The presence of UXO breaches the general principles of distinction and proportionality governing the legal use of force under international law. The principle of distinction requires combatants to distinguish between civilians and military objects and only target the latter. The intrinsically indiscriminate nature of UXO deployed in heavily populated areas put civilian and combatant lives equally at risk. The principle of proportionality requires the use of force which is proportional to the direct military advantage to be gained. UXO causes excessive and disproportionate collateral civilian damage including the destruction of infrastructure used by children as well as serious physical injuries. Breach of the general principles of distinction and proportionality represent serious violations of international humanitarian law.
Furthermore, leaving unexploded war remnants behind after the conclusion of armed conflicts violates Protocol V of the United Nations Convention on Certain Conventional Weapons. Protocol V requires the removal of unexploded remnants of war as soon as feasible after the cessation of active hostilities. This is the responsibility of the party with control over a certain territory and includes the provision of financial, material, technical or human resources assistance to facilitate the removal and neutralisation.
7,000 UXOs in Gaza

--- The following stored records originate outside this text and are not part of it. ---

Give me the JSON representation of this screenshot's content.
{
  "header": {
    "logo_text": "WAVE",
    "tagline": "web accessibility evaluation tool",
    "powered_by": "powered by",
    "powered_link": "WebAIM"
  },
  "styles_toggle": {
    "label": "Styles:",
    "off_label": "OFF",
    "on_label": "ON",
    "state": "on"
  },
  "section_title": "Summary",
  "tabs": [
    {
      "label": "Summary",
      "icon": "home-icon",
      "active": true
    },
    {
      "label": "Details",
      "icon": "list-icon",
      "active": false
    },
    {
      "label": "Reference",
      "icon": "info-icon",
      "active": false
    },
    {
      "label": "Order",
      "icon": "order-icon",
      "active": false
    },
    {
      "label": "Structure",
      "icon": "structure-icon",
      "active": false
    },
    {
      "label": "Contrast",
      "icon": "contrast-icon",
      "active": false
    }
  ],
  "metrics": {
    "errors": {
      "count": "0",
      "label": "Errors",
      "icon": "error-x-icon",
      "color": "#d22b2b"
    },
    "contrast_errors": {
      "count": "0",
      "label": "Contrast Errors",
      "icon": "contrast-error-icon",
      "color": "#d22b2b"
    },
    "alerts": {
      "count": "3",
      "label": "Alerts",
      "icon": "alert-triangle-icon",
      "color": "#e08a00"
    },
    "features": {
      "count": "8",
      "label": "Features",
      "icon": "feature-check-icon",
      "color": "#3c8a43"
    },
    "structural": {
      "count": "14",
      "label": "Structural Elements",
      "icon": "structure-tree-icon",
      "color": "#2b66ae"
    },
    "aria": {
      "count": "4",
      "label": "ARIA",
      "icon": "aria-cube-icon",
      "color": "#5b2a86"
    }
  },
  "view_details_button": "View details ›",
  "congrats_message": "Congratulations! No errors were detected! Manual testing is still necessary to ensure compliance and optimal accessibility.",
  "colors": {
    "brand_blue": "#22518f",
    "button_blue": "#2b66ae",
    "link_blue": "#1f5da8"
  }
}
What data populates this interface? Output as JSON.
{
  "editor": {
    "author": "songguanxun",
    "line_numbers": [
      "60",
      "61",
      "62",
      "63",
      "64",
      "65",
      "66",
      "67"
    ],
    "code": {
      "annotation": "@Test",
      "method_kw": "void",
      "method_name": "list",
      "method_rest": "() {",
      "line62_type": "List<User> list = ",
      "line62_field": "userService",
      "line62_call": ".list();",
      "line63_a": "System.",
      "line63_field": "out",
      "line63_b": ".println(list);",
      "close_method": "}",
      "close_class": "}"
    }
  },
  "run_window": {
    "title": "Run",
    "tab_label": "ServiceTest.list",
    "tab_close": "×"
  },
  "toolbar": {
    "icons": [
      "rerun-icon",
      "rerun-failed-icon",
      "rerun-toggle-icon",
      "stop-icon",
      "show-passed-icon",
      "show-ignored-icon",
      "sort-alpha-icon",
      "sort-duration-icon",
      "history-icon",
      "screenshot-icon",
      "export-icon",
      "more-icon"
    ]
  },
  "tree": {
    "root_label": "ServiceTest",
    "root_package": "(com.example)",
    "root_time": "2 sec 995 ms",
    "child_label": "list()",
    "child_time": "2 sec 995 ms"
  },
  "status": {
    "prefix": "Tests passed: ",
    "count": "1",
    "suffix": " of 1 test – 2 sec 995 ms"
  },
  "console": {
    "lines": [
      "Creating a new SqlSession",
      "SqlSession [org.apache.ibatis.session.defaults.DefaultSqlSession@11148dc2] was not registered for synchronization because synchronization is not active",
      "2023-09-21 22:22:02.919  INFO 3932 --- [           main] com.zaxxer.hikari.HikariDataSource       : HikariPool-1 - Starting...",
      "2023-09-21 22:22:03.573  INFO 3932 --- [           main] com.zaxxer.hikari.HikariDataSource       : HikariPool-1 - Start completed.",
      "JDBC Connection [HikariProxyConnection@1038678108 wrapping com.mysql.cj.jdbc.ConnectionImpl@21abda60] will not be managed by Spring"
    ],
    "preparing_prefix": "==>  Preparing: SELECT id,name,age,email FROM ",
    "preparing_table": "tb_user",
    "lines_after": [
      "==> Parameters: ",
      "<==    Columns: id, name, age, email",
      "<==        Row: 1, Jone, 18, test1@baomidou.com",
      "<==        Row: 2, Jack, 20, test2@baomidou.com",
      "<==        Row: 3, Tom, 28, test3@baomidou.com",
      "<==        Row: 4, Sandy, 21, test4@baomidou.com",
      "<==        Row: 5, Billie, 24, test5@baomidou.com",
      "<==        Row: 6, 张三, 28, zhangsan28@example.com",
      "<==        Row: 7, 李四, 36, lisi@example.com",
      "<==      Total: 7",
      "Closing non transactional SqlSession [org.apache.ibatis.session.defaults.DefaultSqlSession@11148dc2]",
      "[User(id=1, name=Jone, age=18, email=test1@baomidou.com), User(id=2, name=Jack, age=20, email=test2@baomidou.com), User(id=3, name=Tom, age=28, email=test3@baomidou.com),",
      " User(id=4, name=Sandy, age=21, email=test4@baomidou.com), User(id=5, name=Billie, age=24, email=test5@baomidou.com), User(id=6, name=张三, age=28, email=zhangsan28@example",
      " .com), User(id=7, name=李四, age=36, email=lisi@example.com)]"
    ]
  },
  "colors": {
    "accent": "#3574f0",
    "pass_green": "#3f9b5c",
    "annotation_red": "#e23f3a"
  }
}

There are approximately 7,000 unexploded ordnance in Gaza alone following last summer’s military offensive, according to official UN figures. In response to the continuing threat posed by UXO, UNICEF established a dedicated mine action taskforce which runs emergency Mine Risk Education training sessions for the civilian population in the occupied Palestinian territory. In addition, the UN Secretary-General mandated the UN Mine Actions Services (UNMAS) to implement an Emergency Explosive Threat Mitigation Response plan for Gaza. The three-phase plan, launched on 27 Jul 2014, envisages the identification, risk assessment, survey and clearance of UXO. In a press release dated 8 April 2015, UNMAS highlighted that UXO presents a continuing significant risk for civilians and hampers humanitarian and reconstruction operations in Gaza.